Note: There is no such counter as an atomic bomb. You simply pay out the tankers of oil 21 necessary, designate which squares H you are obliterating, and remove the pieces 24, 25 and/or 26 thus destroyed.
Blitzkrieg-This is exactly the same as undeclared war, except that you must Win the war in the very first turn in which you take overt action.
AZlz'es.--Where more than two persons (or two general staffs) desire to play in the same game, all the participants divide into two sides and then all take turns playing according to the rules of any of the variations above. For instance, A and B as Redland oppose you, C and D as Greenland. A wins the incident and plays first for Redland; C then plays for Greenland; B plays for Redland; D plays for Greenland, etc.
A and B can tell each other (provided they speak so their opponents can hear) what they have in mind, so they wont try to run the same forces on a split strategy; but of coursethe enemy can hear and act accordingly. Of course, too, the conversation might be propaganda to deceive the enemy.
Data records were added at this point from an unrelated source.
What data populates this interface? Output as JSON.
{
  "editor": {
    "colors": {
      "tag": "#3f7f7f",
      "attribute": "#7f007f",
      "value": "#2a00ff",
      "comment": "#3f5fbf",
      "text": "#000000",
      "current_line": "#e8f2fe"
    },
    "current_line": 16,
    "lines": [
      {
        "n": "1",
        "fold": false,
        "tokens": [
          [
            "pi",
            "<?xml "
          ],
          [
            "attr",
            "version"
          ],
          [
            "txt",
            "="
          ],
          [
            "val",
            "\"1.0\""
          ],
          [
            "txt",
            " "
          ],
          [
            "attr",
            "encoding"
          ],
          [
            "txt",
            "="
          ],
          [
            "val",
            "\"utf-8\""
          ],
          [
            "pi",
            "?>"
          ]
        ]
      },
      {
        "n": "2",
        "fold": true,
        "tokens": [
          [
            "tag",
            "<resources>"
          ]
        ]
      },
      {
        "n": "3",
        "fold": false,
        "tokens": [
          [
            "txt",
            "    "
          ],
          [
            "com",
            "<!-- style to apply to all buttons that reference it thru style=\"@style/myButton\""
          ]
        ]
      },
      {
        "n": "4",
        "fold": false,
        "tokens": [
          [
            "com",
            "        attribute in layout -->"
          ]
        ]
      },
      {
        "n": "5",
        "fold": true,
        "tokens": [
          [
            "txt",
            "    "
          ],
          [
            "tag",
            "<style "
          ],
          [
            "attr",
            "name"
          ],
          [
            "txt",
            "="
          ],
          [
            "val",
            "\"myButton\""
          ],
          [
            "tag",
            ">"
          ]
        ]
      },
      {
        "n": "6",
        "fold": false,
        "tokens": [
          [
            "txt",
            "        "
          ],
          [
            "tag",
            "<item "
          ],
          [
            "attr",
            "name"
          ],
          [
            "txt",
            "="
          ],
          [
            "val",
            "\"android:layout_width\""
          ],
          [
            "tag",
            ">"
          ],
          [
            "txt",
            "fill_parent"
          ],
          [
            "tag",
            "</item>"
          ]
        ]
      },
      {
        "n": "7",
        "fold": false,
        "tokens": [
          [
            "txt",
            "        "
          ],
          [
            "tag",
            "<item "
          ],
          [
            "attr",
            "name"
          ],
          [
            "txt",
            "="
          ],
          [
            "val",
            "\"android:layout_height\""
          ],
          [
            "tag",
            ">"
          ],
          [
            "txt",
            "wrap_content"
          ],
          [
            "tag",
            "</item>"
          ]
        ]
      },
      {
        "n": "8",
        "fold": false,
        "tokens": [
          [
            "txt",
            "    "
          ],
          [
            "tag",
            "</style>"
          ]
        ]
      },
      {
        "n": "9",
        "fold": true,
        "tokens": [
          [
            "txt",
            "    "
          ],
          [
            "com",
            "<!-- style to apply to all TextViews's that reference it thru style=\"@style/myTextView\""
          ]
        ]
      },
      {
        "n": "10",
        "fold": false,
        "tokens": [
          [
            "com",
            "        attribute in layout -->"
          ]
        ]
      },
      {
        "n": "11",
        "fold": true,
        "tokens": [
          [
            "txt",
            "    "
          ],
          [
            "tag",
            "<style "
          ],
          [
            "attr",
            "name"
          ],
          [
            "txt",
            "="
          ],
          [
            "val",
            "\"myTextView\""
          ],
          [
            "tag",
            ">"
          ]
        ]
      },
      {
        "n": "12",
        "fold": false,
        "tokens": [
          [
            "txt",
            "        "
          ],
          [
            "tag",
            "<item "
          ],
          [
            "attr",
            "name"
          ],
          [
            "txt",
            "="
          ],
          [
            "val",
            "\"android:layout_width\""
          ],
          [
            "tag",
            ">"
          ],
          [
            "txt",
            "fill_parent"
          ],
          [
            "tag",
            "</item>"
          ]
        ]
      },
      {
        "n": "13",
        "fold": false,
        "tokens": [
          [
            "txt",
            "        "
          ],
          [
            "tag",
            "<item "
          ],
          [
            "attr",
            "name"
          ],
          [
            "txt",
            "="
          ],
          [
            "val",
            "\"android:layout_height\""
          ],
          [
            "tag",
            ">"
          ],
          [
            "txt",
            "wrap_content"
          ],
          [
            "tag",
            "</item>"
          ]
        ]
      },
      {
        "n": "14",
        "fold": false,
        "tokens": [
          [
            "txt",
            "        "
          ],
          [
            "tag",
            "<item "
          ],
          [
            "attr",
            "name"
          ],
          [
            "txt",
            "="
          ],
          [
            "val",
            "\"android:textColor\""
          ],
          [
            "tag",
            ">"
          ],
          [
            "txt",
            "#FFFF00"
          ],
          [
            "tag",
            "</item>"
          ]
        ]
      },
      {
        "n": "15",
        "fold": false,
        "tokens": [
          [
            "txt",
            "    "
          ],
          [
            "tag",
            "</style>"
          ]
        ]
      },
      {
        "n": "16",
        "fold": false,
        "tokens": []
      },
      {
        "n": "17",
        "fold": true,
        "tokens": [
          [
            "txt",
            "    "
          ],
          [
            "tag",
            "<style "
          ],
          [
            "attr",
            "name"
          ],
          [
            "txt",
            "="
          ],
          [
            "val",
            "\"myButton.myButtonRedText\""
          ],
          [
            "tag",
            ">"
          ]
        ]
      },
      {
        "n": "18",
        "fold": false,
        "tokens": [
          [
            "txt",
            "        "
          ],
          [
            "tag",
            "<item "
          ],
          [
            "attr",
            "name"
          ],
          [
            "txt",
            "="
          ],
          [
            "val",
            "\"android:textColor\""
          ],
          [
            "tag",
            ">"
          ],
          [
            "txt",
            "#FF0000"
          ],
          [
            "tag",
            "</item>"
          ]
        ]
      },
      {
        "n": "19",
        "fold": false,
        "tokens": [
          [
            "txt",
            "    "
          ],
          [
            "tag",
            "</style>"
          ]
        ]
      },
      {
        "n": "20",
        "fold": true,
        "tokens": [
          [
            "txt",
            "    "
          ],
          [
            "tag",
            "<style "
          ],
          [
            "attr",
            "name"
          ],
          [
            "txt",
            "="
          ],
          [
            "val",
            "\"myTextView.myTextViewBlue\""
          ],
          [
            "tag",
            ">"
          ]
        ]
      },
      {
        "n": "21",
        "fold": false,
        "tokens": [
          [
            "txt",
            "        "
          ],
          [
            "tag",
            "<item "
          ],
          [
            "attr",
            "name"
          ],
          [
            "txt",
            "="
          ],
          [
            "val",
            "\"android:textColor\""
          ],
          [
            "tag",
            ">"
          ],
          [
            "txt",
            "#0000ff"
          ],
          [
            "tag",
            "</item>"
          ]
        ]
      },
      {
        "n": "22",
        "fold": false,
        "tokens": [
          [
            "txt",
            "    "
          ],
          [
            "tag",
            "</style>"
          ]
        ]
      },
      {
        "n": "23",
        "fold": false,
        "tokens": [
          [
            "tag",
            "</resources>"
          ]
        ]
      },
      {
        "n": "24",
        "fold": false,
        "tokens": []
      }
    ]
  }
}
On the other hand, if the Allies do not know what the other is doing, they may (as in Bridge) in efiect trump their partners ace, or otherwise ruin a perfectly good strategy.
War of conquest.Since wars are not necessarily fought only for revenge, but for simple spoils, any of the variations above may be turned into a war of spoils by applying the following point system, with the player accumulating the most points during a period of play being the winner and receiving whatever prize is provided.
ten turns 500 For winning in any other way Q. .Q... 200 For each of his units left on board ....1... 20
For each of his tankers of oil left unexpended ;..L.. 1
The loser of each war receives:
Points For each of his units left on the board 20 For each of his tankers of oil left unexpended Other modifications and changes in the number and arrangement of the parts may be made by those skilled in the art without departing from the nature of this invention, within the scope of what is hereinafter claimed.
The invention herein described and claimed may be manufactured and used by or for the Government of the United States of America for governmental purposes without the payment of any royalties thereon or therefor.
What is claimed is:
For use in a war-simulating game, a rectangular game board divided into squares, a mainland area at the center of said game board representing two belligerent mother countries separated from each other by neutral countries, a sea area surrounding said mainland area, a colony area adjacent each end of the board, each colony area being entirely surrounded by sea area, .one colony area belonging to one belligerent mother country and the other colony area belonging to the other belligerent mother country, ,each mother land and colony having a capital area, and blockade areas located between the colony areas and the mainland area, each area comprising a plurality of appropriately designated squares distinguishable from the squares of the other areas.
JAY BENJAMIN HEBERMAN.
REFERENCES CITED The following references are of record in the file of this patent:
UNITED STATES PATENTS Number Name Date 1,023,375 Hammond April 16, 1912 1,713,455 Stickney May 14, 1929 2,277,301 Channer Mar. 24, 1942 2,282,128 Gubbins May 5, 1942 2,310,686 Freer Feb. 9, 1943 2,414,165 Paschal Jan. 1 4, 1947